Each record that comes next should be output exactly; pictures do not belong in the copy.

Top of GIVEN INFORMATION

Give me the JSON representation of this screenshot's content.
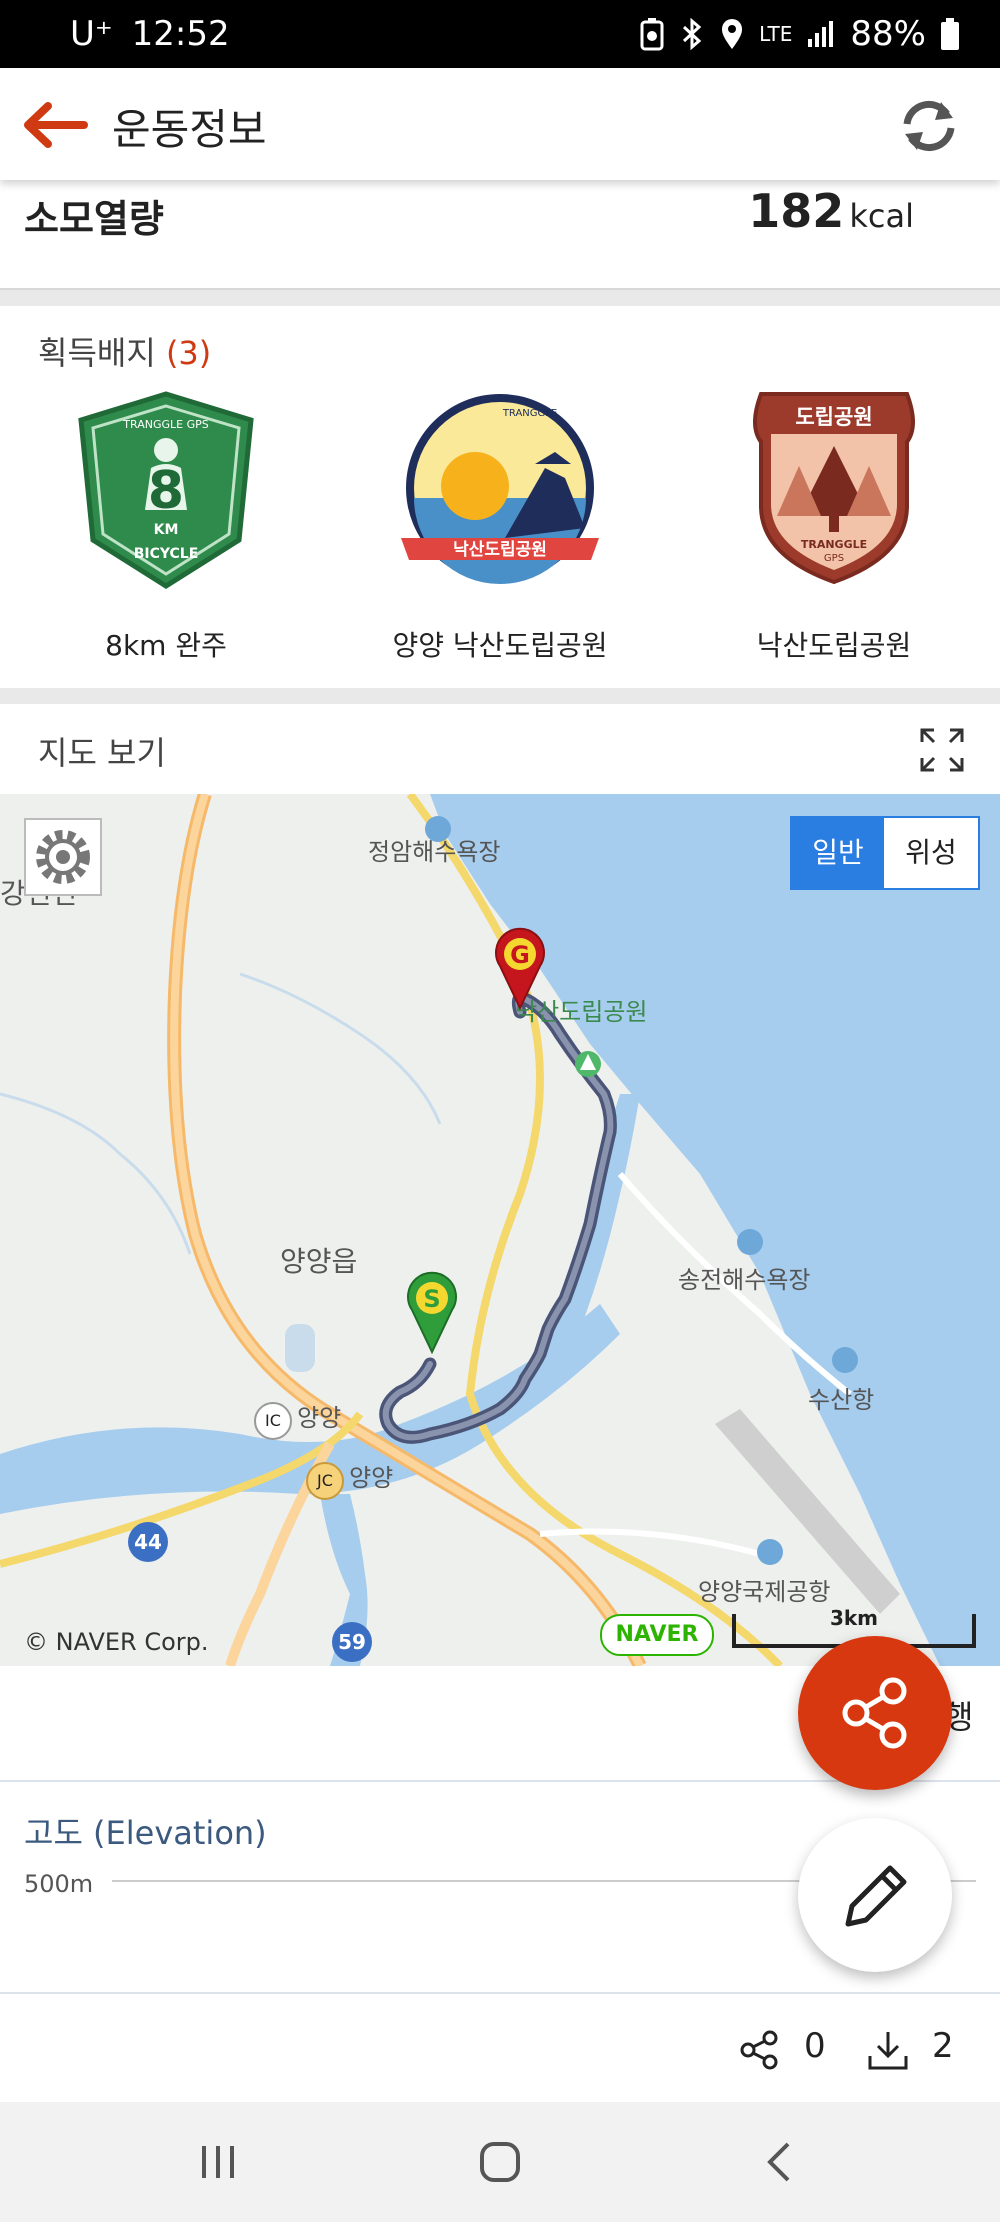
{
  "status_bar": {
    "carrier": "U⁺",
    "time": "12:52",
    "network": "LTE",
    "battery": "88%"
  },
  "header": {
    "title": "운동정보"
  },
  "calories": {
    "label": "소모열량",
    "value": "182",
    "unit": "kcal"
  },
  "badges": {
    "title": "획득배지",
    "count": "(3)",
    "items": [
      {
        "name": "8km 완주",
        "text_top": "TRANGGLE GPS",
        "text_mid": "8",
        "text_km": "KM",
        "text_bottom": "BICYCLE"
      },
      {
        "name": "양양 낙산도립공원",
        "text_top": "TRANGGLE",
        "ribbon": "낙산도립공원"
      },
      {
        "name": "낙산도립공원",
        "ribbon": "도립공원",
        "text_bottom": "TRANGGLE",
        "text_bottom2": "GPS"
      }
    ]
  },
  "map": {
    "section_title": "지도 보기",
    "toggle_general": "일반",
    "toggle_satellite": "위성",
    "labels": {
      "beach1": "정암해수욕장",
      "park": "낙산도립공원",
      "town": "양양읍",
      "ganghyeon": "강현면",
      "beach2": "송전해수욕장",
      "port": "수산항",
      "ic": "양양",
      "jc": "양양",
      "airport": "양양국제공항",
      "ic_tag": "IC",
      "jc_tag": "JC",
      "road44": "44",
      "road59": "59",
      "start_marker": "S",
      "goal_marker": "G"
    },
    "copyright": "© NAVER Corp.",
    "logo": "NAVER",
    "scale": "3km"
  },
  "share_text": "행",
  "elevation": {
    "title": "고도 (Elevation)",
    "tick": "500m"
  },
  "stats": {
    "shares": "0",
    "downloads": "2"
  },
  "colors": {
    "accent": "#d03a12",
    "sea": "#a6cdee",
    "toggle_active": "#2a7de1"
  }
}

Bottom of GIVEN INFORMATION

RESULT BELOW:
Give me the JSON representation of this screenshot's content.
{
  "status_bar": {
    "carrier": "U⁺",
    "time": "12:52",
    "network": "LTE",
    "battery": "88%"
  },
  "header": {
    "title": "운동정보"
  },
  "calories": {
    "label": "소모열량",
    "value": "182",
    "unit": "kcal"
  },
  "badges": {
    "title": "획득배지",
    "count": "(3)",
    "items": [
      {
        "name": "8km 완주",
        "text_top": "TRANGGLE GPS",
        "text_mid": "8",
        "text_km": "KM",
        "text_bottom": "BICYCLE"
      },
      {
        "name": "양양 낙산도립공원",
        "text_top": "TRANGGLE",
        "ribbon": "낙산도립공원"
      },
      {
        "name": "낙산도립공원",
        "ribbon": "도립공원",
        "text_bottom": "TRANGGLE",
        "text_bottom2": "GPS"
      }
    ]
  },
  "map": {
    "section_title": "지도 보기",
    "toggle_general": "일반",
    "toggle_satellite": "위성",
    "labels": {
      "beach1": "정암해수욕장",
      "park": "낙산도립공원",
      "town": "양양읍",
      "ganghyeon": "강현면",
      "beach2": "송전해수욕장",
      "port": "수산항",
      "ic": "양양",
      "jc": "양양",
      "airport": "양양국제공항",
      "ic_tag": "IC",
      "jc_tag": "JC",
      "road44": "44",
      "road59": "59",
      "start_marker": "S",
      "goal_marker": "G"
    },
    "copyright": "© NAVER Corp.",
    "logo": "NAVER",
    "scale": "3km"
  },
  "share_text": "행",
  "elevation": {
    "title": "고도 (Elevation)",
    "tick": "500m"
  },
  "stats": {
    "shares": "0",
    "downloads": "2"
  },
  "colors": {
    "accent": "#d03a12",
    "sea": "#a6cdee",
    "toggle_active": "#2a7de1"
  }
}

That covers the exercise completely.